A new report produced by the global research and advisory firm Oxford Business Group (OBG), in partnership with Qatar Development Bank (QDB), maps out the country’s efforts to put entrepreneurial activity and innovation at the heart of its long-term growth strategy.
The Business Journey Report shines a spotlight on Qatar’s start-up and SME ecosystem, combining detailed analysis, key data and infographics relating to the socio-economic landscape in an easy-to-navigate and accessible format.
The country’s ongoing economic diversification and private sector development agenda, which sit at the heart of the Qatar Vision 2030 roadmap, are a key focus.
Here, the report charts the measures being implemented to nurture new growth engines, boost FDI and strengthen Qatar’s competitiveness, which will help to provide a buffer against future shocks to global energy markets, in the wake of the Covid-19 pandemic. It also pinpoints several segments of the economy that have been earmarked as ripe for development, with smart manufacturing, ICT, financial services, tourism, logistics, professional services and science-related industries, among those identified.
Subscribers will find extensive coverage of the digital transformation process under way in Qatar, which gathered pace during the coronavirus arrived and is set to accelerate further as more firms move to harness the potential of tech-led solutions.
In addition, the report contains an in-depth analysis of the country’s export trajectory, noting that rising demand in Asia meant international sales had returned to pre-pandemic levels by early 2021. With energy-related shipments accounting for the bulk of sales, it also considers what Qatar can do to tap new overseas growth opportunities by developing a more diverse export basket and encouraging SMEs to sell products and services beyond the country’s borders.
The report explores the key role that development partners, including QDB, have played in supporting Qatar’s SMEs through the pandemic in an increasingly digitalised economy, with initiatives that range from funding options for expansion to accelerator programmes for emerging industries.
Licence holders will find an in-depth interview with Abdulrahman Hesham Al Sowaidi, Acting CEO, QDB, in which he shares his thoughts on the need for new ideas to achieve sustainable development and economic stability locally and globally, in the aftermath of the pandemic.
“This is why QDB is focusing on a number of key areas to help the SME ecosystem and the private sector adapt to changes and thrive in the new economy, including digital transformation, achieving self-sufficiency in target industries, enhancing localisation opportunities, and promoting healthy competition, all while nurturing innovation and helping introduce forward-looking solutions to new economic challenges,” he told OBG.
Jana Treeck, OBG’s Managing Director for the Middle East, said that a combination of strong economic fundamentals and hydrocarbon wealth had enabled Qatar to weather the economic challenges of the pandemic relatively well, with the World Bank forecasting a robust near-term recovery.

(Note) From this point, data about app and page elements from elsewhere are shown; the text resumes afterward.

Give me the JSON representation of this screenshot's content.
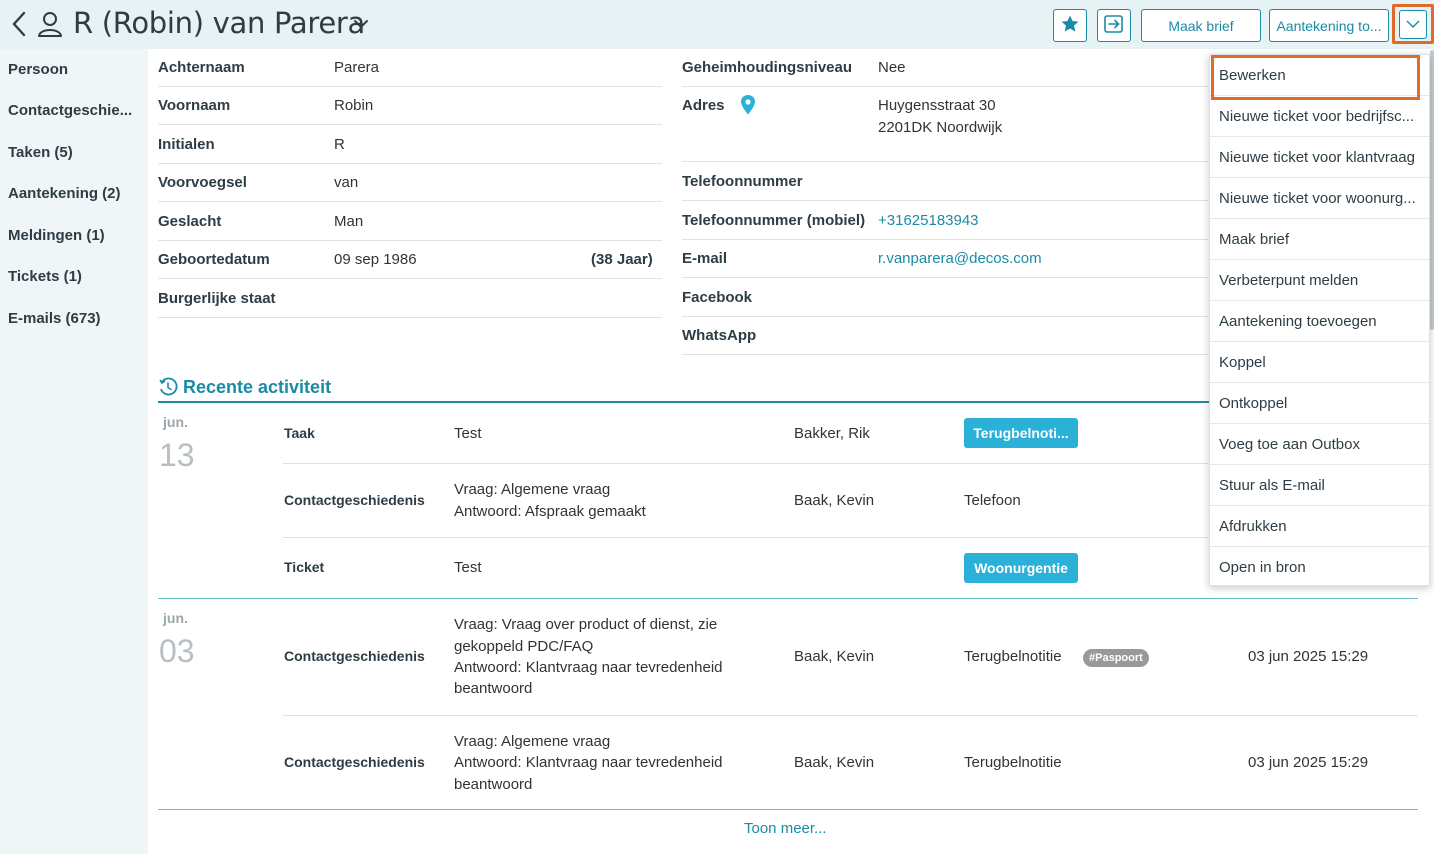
{
  "header": {
    "title": "R (Robin) van Parera",
    "brief_label": "Maak brief",
    "note_label": "Aantekening to..."
  },
  "sidebar": {
    "items": [
      {
        "label": "Persoon"
      },
      {
        "label": "Contactgeschie..."
      },
      {
        "label": "Taken (5)"
      },
      {
        "label": "Aantekening (2)"
      },
      {
        "label": "Meldingen (1)"
      },
      {
        "label": "Tickets (1)"
      },
      {
        "label": "E-mails (673)"
      }
    ]
  },
  "fields_left": [
    {
      "label": "Achternaam",
      "value": "Parera"
    },
    {
      "label": "Voornaam",
      "value": "Robin"
    },
    {
      "label": "Initialen",
      "value": "R"
    },
    {
      "label": "Voorvoegsel",
      "value": "van"
    },
    {
      "label": "Geslacht",
      "value": "Man"
    },
    {
      "label": "Geboortedatum",
      "value": "09 sep 1986",
      "extra": "(38 Jaar)"
    },
    {
      "label": "Burgerlijke staat",
      "value": ""
    }
  ],
  "fields_right": {
    "secrecy": {
      "label": "Geheimhoudingsniveau",
      "value": "Nee"
    },
    "address": {
      "label": "Adres",
      "line1": "Huygensstraat 30",
      "line2": "2201DK Noordwijk"
    },
    "phone": {
      "label": "Telefoonnummer",
      "value": ""
    },
    "mobile": {
      "label": "Telefoonnummer (mobiel)",
      "value": "+31625183943"
    },
    "email": {
      "label": "E-mail",
      "value": "r.vanparera@decos.com"
    },
    "facebook": {
      "label": "Facebook",
      "value": ""
    },
    "whatsapp": {
      "label": "WhatsApp",
      "value": ""
    }
  },
  "activity": {
    "title": "Recente activiteit",
    "groups": [
      {
        "month": "jun.",
        "day": "13"
      },
      {
        "month": "jun.",
        "day": "03"
      }
    ],
    "rows": [
      {
        "type": "Taak",
        "desc": "Test",
        "who": "Bakker, Rik",
        "badge": "Terugbelnoti..."
      },
      {
        "type": "Contactgeschiedenis",
        "desc1": "Vraag: Algemene vraag",
        "desc2": "Antwoord: Afspraak gemaakt",
        "who": "Baak, Kevin",
        "category": "Telefoon"
      },
      {
        "type": "Ticket",
        "desc": "Test",
        "badge": "Woonurgentie"
      },
      {
        "type": "Contactgeschiedenis",
        "desc1": "Vraag: Vraag over product of dienst, zie",
        "desc2": "gekoppeld PDC/FAQ",
        "desc3": "Antwoord: Klantvraag naar tevredenheid",
        "desc4": "beantwoord",
        "who": "Baak, Kevin",
        "category": "Terugbelnotitie",
        "tag": "#Paspoort",
        "date": "03 jun 2025 15:29"
      },
      {
        "type": "Contactgeschiedenis",
        "desc1": "Vraag: Algemene vraag",
        "desc2": "Antwoord: Klantvraag naar tevredenheid",
        "desc3": "beantwoord",
        "who": "Baak, Kevin",
        "category": "Terugbelnotitie",
        "date": "03 jun 2025 15:29"
      }
    ],
    "more_label": "Toon meer..."
  },
  "menu": {
    "items": [
      "Bewerken",
      "Nieuwe ticket voor bedrijfsc...",
      "Nieuwe ticket voor klantvraag",
      "Nieuwe ticket voor woonurg...",
      "Maak brief",
      "Verbeterpunt melden",
      "Aantekening toevoegen",
      "Koppel",
      "Ontkoppel",
      "Voeg toe aan Outbox",
      "Stuur als E-mail",
      "Afdrukken",
      "Open in bron"
    ]
  },
  "colors": {
    "accent": "#1a8ba6",
    "highlight": "#e06a2a",
    "badge": "#2bb0d8"
  },
  "icons": [
    "back-icon",
    "person-icon",
    "chevron-down-icon",
    "star-icon",
    "exit-icon",
    "location-pin-icon",
    "clock-history-icon"
  ]
}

“Qatar’s diversification efforts are already delivering results, with non-hydrocarbon growth projected to outstrip the oil and gas sector next year,” Treeck said. “While the country’s role as host of the FIFA World Cup 2022 will provide an abundance of opportunities for start-ups and SMEs in the services sector, the stage is also set for high-potential segments like fashion and design, smart manufacturing and fintech, to become new avenues of growth in a more innovation-led economy.”
The Business Journey Report forms part of a series of tailored reports that OBG is currently producing with its partners, alongside other highly relevant, go-to research tools, including a range of country-specific Growth and Recovery Outlook articles and interviews.